On Aug. 19, Cleveland Heights-University Heights City School District students will begin a new school year. With this year’s summer reading program winding down, Heights Libraries is gearing up its programs and services to support children and families with what can be a challenging back-to-school transition.
The first few weeks of school can be difficult for kids as they adjust to new classmates, teachers and expectations in the classroom.
“One challenge that schools face is seeing children return from summer break with weaker academic skills,” said Sam Lapides, Heights Libraries youth services manager. This widely documented phenomenon is called “summer learning loss” or “summer slide.”
“That’s where the library steps in. Once the school year starts the library is here for everyone,” Lapides said. “At Heights Libraries, we offer staff- and volunteer-run drop-in homework help programs on Tuesdays and Thursdays after school, in addition to a wide variety of activities during the week to promote and encourage a love of reading. Another popular program we began last year was ‘Paws and Read,’ which allows children to read to a trained therapy dog named Emma.”
While these in-house programs are limited to library hours, library users can take advantage of learning resources outside of library branches by checking out materials. These days, a library card provides users with much more than access to printed books and magazines; it opens doors to e-media services, premier databases, and innovative learning technologies, too.
“We are constantly evaluating our services to meet the changing needs of the community,” said Lapides. “That’s why we’ve started offering Launchpads.” Launchpads are durable and secure tablets that come with pre-loaded interactive apps and other learning materials for children on subjects including science, writing and reading comprehension.
“We added the Launchpads to our collections in June to give customers access to learning tools they may not have at home. Because no Internet connection is needed, the tablets can be used anywhere,” said Charlotte Blasier, youth services librarian. “They are a great mix of education and fun! They are also virtually indestructible, with a rubber bumper cover and durable tempered glass.”
The Launchpads come with locked cases and chargers. They are currently available for one week checkout from the Lee Road branch, and cannot be placed on hold or renewed.
“September is National Library Card Sign-up Month, but we believe it’s never too early to start taking advantage of what the library has to offer,” Lapides said. “Literacy takes many forms.
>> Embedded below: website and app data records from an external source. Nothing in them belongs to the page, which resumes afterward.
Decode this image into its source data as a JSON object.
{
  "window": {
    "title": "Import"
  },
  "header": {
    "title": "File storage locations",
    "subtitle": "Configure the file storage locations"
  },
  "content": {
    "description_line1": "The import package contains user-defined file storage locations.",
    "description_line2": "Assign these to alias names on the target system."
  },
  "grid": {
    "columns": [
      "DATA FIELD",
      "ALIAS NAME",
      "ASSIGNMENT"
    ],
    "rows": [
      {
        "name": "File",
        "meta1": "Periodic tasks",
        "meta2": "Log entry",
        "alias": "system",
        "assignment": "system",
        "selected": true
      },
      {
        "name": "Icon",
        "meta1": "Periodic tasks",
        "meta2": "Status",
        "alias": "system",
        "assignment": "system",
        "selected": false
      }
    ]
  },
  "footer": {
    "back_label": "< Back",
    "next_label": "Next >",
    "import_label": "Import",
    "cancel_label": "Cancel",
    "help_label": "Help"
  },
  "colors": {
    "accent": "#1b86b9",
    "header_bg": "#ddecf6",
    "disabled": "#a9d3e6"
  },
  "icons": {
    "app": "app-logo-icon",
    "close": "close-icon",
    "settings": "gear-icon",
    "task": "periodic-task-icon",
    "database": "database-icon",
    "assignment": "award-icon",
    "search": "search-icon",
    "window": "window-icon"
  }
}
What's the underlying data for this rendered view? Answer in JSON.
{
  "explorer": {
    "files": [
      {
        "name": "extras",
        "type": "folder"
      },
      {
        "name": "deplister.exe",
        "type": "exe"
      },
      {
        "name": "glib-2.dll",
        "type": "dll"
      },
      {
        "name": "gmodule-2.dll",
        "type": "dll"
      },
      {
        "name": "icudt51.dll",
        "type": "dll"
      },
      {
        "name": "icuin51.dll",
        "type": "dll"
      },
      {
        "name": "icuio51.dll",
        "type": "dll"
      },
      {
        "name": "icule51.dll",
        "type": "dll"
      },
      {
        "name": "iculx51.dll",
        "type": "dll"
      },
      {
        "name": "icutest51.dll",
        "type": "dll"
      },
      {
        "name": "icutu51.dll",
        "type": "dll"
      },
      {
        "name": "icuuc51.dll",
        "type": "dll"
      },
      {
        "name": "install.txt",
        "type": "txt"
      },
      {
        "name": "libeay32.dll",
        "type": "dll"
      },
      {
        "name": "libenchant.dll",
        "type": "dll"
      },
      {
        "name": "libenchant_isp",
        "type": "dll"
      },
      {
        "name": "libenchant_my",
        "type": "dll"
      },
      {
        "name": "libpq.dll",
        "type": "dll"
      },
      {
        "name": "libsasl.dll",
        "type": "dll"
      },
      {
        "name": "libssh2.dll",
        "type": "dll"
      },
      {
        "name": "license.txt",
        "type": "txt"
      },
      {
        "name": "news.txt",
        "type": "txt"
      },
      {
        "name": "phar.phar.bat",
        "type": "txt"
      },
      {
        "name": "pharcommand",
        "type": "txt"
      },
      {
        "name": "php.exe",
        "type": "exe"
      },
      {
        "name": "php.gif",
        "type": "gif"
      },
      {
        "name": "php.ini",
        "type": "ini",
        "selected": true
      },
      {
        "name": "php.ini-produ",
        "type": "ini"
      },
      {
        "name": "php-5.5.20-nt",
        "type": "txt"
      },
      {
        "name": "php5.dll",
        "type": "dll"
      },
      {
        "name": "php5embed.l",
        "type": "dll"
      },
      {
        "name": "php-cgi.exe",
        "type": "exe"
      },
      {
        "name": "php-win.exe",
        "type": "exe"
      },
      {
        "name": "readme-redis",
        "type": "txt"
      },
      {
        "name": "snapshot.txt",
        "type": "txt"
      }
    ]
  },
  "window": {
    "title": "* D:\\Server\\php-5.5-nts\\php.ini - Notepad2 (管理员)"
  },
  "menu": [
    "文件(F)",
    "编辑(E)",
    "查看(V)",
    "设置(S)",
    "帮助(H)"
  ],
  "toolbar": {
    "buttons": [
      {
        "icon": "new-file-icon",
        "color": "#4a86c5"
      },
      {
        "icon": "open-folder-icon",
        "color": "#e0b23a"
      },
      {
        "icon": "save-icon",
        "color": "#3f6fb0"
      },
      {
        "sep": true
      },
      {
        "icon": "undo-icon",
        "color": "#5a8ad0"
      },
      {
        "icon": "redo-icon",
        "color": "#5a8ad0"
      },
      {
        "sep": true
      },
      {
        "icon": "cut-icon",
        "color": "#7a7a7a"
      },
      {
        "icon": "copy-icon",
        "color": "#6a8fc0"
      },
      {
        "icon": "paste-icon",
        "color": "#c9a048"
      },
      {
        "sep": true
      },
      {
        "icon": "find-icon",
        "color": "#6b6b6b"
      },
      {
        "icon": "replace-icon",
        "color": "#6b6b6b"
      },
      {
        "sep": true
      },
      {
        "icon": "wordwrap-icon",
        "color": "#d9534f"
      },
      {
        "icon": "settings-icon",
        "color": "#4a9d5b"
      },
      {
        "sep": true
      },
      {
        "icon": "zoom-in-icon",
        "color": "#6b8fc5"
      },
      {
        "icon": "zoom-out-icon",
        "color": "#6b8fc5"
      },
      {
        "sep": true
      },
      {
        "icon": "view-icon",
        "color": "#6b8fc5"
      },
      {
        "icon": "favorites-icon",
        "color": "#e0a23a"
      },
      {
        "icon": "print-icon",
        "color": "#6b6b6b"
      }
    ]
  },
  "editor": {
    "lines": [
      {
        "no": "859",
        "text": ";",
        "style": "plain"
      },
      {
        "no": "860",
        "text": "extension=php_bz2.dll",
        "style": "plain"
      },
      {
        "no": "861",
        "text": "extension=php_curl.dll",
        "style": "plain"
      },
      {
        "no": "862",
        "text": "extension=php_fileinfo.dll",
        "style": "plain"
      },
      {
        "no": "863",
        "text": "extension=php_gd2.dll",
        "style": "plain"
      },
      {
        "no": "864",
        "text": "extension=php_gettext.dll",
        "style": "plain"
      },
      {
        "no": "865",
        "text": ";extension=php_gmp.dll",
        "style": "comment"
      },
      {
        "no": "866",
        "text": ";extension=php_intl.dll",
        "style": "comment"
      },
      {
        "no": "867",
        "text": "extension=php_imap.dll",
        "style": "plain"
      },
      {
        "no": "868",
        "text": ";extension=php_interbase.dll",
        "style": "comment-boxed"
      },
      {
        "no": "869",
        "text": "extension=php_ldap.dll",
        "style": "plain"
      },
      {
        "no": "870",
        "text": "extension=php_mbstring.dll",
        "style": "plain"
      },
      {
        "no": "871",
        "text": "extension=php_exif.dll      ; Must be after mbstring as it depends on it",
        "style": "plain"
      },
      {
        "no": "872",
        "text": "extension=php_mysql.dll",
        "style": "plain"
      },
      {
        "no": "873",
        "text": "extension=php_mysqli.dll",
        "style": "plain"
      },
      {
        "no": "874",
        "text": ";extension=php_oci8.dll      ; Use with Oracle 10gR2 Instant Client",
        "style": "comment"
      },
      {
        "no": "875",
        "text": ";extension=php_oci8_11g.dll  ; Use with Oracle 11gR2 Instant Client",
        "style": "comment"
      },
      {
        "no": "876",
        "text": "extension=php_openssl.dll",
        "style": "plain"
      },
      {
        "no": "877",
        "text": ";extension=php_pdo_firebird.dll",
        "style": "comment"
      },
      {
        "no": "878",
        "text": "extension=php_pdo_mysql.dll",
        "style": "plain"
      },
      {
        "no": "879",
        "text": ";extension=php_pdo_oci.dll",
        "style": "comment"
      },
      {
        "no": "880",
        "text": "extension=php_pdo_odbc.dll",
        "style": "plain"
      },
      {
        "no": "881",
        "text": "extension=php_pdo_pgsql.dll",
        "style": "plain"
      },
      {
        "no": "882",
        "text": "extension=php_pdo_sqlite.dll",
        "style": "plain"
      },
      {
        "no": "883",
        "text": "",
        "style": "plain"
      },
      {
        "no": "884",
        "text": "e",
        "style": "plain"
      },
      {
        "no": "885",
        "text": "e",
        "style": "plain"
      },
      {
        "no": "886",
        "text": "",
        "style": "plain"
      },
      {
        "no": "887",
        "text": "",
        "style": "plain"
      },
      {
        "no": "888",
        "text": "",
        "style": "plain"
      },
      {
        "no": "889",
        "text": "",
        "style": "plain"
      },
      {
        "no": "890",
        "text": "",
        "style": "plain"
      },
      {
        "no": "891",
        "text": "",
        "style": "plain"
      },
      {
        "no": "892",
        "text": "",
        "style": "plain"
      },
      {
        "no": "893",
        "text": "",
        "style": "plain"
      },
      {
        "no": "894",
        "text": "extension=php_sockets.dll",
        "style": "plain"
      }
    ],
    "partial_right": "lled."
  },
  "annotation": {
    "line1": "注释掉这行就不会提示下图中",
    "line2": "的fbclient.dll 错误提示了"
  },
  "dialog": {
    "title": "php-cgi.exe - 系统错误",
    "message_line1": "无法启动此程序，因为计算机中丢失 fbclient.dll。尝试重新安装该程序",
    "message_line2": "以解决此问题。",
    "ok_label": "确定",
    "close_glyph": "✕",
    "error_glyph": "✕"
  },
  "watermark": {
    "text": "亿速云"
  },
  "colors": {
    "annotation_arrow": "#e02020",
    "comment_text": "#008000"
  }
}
We’re here to meet children and families where they are and help them get to where they want to be.”
To learn more about Heights Libraries learning resources and programs, visit www.heightslibrary.org.
Isabelle Rew is the community engagement associate for the Cleveland Heights-University Heights Public Library System.